• Your objective
Extract all of the entries and give them again, word for word.

• The records

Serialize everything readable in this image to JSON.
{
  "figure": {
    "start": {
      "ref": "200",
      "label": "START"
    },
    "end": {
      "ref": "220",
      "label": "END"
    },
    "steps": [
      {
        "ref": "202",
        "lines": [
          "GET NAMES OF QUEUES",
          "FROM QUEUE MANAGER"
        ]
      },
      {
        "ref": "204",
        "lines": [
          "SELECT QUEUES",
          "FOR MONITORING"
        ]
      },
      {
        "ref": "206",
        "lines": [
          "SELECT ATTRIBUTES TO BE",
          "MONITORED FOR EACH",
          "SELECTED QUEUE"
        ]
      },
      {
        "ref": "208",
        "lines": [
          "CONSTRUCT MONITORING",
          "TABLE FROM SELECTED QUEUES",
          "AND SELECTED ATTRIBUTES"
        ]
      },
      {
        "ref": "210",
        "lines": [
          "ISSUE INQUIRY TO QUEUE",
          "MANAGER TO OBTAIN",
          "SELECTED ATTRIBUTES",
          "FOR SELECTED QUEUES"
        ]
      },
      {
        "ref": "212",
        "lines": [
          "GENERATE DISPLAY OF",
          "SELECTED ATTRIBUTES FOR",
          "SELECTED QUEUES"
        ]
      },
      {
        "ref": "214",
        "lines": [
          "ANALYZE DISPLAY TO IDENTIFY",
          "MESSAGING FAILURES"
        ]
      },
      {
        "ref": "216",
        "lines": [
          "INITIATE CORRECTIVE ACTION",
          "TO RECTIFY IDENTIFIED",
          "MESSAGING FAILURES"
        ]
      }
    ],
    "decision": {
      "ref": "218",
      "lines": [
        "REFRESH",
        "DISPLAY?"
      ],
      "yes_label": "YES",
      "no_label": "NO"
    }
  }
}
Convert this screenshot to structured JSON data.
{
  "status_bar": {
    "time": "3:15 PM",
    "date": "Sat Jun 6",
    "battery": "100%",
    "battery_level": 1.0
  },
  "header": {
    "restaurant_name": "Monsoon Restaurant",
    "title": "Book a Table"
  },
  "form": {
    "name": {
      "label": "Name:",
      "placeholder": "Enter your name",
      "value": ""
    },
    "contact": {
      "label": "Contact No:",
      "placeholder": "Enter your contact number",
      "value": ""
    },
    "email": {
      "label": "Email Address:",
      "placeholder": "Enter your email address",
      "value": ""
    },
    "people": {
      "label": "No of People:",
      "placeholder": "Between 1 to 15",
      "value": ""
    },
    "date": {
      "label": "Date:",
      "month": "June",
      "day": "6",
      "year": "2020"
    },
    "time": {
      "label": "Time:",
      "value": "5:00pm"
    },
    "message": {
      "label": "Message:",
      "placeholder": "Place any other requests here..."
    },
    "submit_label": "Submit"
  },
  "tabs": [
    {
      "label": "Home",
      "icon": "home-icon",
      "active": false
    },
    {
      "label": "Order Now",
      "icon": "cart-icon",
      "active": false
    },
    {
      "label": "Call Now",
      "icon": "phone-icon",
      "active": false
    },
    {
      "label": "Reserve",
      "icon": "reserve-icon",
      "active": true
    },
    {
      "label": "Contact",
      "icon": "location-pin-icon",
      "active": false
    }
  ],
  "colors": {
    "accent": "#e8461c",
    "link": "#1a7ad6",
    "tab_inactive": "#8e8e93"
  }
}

• Solution to this problem
Serialize everything readable in this image to JSON.
{
  "figure": {
    "start": {
      "ref": "200",
      "label": "START"
    },
    "end": {
      "ref": "220",
      "label": "END"
    },
    "steps": [
      {
        "ref": "202",
        "lines": [
          "GET NAMES OF QUEUES",
          "FROM QUEUE MANAGER"
        ]
      },
      {
        "ref": "204",
        "lines": [
          "SELECT QUEUES",
          "FOR MONITORING"
        ]
      },
      {
        "ref": "206",
        "lines": [
          "SELECT ATTRIBUTES TO BE",
          "MONITORED FOR EACH",
          "SELECTED QUEUE"
        ]
      },
      {
        "ref": "208",
        "lines": [
          "CONSTRUCT MONITORING",
          "TABLE FROM SELECTED QUEUES",
          "AND SELECTED ATTRIBUTES"
        ]
      },
      {
        "ref": "210",
        "lines": [
          "ISSUE INQUIRY TO QUEUE",
          "MANAGER TO OBTAIN",
          "SELECTED ATTRIBUTES",
          "FOR SELECTED QUEUES"
        ]
      },
      {
        "ref": "212",
        "lines": [
          "GENERATE DISPLAY OF",
          "SELECTED ATTRIBUTES FOR",
          "SELECTED QUEUES"
        ]
      },
      {
        "ref": "214",
        "lines": [
          "ANALYZE DISPLAY TO IDENTIFY",
          "MESSAGING FAILURES"
        ]
      },
      {
        "ref": "216",
        "lines": [
          "INITIATE CORRECTIVE ACTION",
          "TO RECTIFY IDENTIFIED",
          "MESSAGING FAILURES"
        ]
      }
    ],
    "decision": {
      "ref": "218",
      "lines": [
        "REFRESH",
        "DISPLAY?"
      ],
      "yes_label": "YES",
      "no_label": "NO"
    }
  }
}
Convert this screenshot to structured JSON data.
{
  "status_bar": {
    "time": "3:15 PM",
    "date": "Sat Jun 6",
    "battery": "100%",
    "battery_level": 1.0
  },
  "header": {
    "restaurant_name": "Monsoon Restaurant",
    "title": "Book a Table"
  },
  "form": {
    "name": {
      "label": "Name:",
      "placeholder": "Enter your name",
      "value": ""
    },
    "contact": {
      "label": "Contact No:",
      "placeholder": "Enter your contact number",
      "value": ""
    },
    "email": {
      "label": "Email Address:",
      "placeholder": "Enter your email address",
      "value": ""
    },
    "people": {
      "label": "No of People:",
      "placeholder": "Between 1 to 15",
      "value": ""
    },
    "date": {
      "label": "Date:",
      "month": "June",
      "day": "6",
      "year": "2020"
    },
    "time": {
      "label": "Time:",
      "value": "5:00pm"
    },
    "message": {
      "label": "Message:",
      "placeholder": "Place any other requests here..."
    },
    "submit_label": "Submit"
  },
  "tabs": [
    {
      "label": "Home",
      "icon": "home-icon",
      "active": false
    },
    {
      "label": "Order Now",
      "icon": "cart-icon",
      "active": false
    },
    {
      "label": "Call Now",
      "icon": "phone-icon",
      "active": false
    },
    {
      "label": "Reserve",
      "icon": "reserve-icon",
      "active": true
    },
    {
      "label": "Contact",
      "icon": "location-pin-icon",
      "active": false
    }
  ],
  "colors": {
    "accent": "#e8461c",
    "link": "#1a7ad6",
    "tab_inactive": "#8e8e93"
  }
}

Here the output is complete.